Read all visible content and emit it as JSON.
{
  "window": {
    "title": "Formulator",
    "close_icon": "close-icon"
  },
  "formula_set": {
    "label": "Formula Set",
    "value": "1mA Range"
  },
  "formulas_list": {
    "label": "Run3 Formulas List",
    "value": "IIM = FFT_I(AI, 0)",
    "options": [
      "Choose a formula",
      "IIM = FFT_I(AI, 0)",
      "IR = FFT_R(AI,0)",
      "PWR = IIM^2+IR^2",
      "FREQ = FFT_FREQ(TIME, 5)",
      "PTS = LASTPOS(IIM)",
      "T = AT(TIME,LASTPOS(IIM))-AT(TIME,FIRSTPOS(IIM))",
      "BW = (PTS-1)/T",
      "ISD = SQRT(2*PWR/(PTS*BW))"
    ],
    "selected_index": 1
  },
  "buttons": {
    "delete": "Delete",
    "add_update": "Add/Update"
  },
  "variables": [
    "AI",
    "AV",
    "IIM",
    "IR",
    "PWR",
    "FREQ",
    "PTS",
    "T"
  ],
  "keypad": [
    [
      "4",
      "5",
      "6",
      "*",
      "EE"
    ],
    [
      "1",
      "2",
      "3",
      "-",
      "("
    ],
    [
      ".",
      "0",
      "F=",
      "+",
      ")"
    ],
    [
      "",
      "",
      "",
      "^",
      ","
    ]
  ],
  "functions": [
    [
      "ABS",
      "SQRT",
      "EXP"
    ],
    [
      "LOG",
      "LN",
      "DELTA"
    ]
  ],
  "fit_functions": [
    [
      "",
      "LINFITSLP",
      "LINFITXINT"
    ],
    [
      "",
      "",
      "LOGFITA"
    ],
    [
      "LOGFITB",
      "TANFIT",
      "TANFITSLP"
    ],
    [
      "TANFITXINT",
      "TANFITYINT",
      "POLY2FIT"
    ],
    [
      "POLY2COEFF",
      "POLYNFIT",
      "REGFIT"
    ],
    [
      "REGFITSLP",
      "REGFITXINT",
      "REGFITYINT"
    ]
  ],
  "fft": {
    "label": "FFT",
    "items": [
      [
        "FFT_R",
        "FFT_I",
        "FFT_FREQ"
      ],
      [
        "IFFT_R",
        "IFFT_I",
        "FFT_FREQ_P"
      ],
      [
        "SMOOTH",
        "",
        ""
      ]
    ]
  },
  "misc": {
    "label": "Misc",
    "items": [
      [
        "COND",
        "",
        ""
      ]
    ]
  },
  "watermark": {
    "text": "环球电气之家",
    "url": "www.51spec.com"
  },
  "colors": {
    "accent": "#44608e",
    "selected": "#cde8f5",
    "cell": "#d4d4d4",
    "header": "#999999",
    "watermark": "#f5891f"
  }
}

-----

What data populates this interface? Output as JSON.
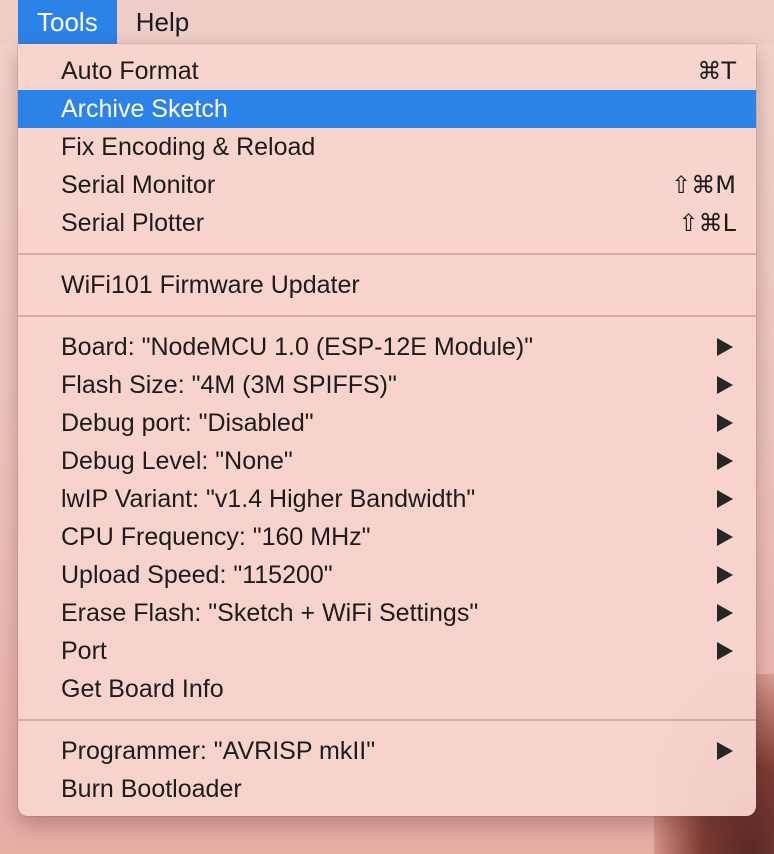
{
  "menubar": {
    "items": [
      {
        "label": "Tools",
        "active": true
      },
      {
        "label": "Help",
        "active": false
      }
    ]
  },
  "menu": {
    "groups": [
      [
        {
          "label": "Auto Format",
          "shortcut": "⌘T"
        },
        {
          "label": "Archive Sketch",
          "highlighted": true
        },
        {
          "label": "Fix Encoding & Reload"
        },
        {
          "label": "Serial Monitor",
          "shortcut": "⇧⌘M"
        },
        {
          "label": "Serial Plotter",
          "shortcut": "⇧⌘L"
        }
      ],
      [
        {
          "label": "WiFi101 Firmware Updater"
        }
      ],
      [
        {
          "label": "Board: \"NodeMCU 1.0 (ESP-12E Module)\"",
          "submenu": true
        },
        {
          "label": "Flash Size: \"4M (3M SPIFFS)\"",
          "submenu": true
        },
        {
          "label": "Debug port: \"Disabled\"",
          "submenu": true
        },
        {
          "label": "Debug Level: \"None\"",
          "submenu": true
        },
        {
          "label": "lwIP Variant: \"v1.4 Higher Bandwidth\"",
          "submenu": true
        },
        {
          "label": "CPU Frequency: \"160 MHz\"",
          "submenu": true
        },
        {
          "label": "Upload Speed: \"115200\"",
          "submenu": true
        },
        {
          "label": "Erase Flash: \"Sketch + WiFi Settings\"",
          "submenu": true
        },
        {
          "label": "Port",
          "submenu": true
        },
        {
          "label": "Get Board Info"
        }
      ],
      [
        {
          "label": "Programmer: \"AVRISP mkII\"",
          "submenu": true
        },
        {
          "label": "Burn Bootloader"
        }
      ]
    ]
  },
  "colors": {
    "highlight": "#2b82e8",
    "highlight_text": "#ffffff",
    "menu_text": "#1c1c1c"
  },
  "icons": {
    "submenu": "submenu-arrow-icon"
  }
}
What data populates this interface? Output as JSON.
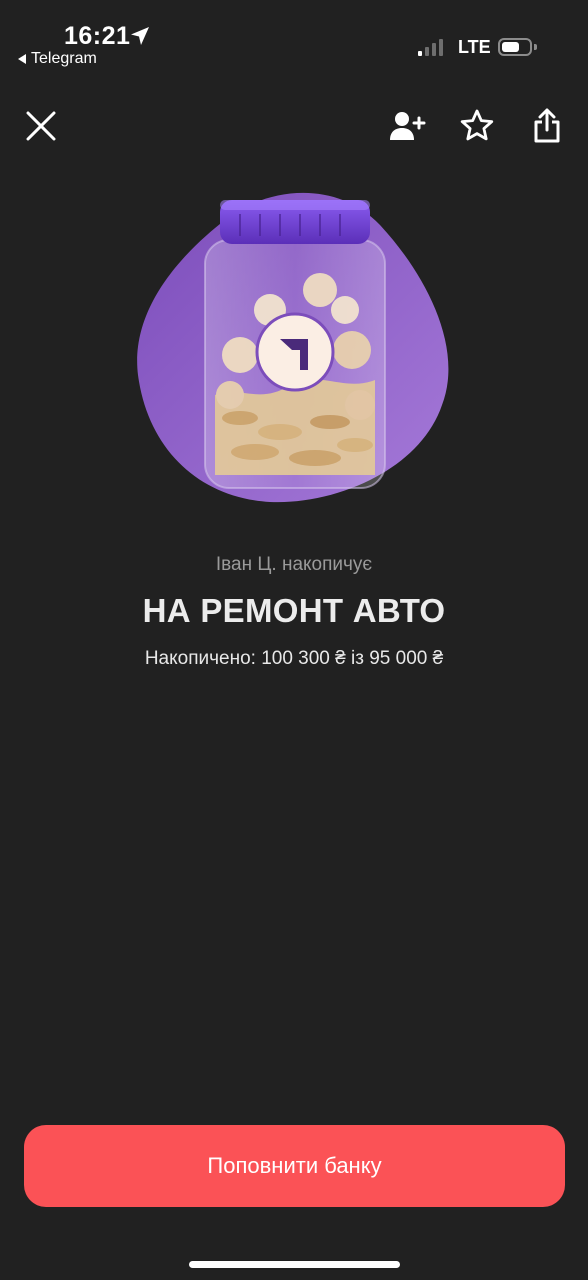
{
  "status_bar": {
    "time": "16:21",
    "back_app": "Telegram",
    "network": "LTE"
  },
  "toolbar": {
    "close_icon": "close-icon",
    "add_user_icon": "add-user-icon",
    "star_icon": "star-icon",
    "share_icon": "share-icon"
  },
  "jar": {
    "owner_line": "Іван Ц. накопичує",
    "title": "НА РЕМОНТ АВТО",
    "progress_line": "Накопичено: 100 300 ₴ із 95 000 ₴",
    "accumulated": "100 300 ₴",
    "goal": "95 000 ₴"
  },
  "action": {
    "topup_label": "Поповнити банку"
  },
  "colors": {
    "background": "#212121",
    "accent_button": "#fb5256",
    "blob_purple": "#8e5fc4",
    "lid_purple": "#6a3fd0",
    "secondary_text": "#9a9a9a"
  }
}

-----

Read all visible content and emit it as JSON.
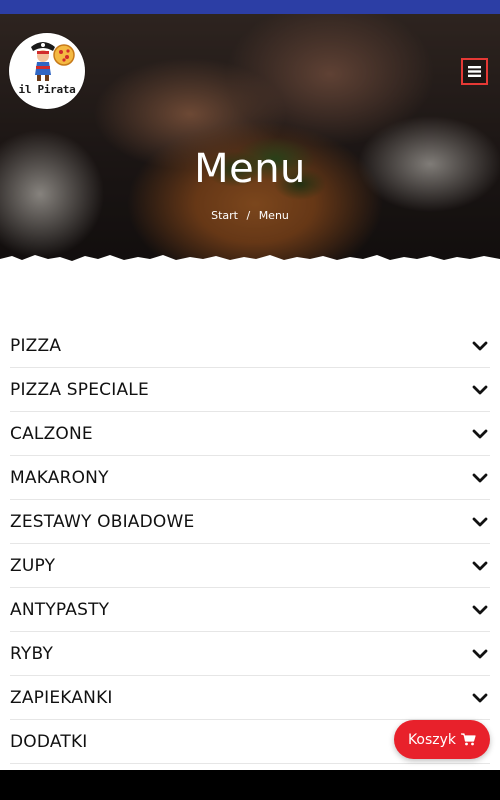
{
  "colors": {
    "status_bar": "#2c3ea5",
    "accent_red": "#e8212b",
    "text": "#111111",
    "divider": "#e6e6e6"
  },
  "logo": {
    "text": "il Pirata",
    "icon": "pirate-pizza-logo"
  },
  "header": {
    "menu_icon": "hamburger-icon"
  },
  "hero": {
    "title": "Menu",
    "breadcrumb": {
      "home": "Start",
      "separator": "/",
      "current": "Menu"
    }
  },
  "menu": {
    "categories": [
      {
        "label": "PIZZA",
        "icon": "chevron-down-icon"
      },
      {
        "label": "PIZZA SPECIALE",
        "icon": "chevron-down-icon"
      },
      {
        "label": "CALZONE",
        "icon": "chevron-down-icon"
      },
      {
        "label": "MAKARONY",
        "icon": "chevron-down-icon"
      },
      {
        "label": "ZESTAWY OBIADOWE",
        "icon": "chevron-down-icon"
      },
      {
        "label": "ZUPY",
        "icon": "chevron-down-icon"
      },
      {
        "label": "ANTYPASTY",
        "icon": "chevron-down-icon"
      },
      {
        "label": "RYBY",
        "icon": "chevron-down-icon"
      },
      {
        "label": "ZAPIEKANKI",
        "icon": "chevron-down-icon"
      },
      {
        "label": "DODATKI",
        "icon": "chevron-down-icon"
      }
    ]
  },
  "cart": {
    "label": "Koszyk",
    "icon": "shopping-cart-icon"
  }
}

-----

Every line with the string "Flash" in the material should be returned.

          "label": "Flash Size: \"4M (3M SPIFFS)\"",
          "label": "Erase Flash: \"Sketch + WiFi Settings\"",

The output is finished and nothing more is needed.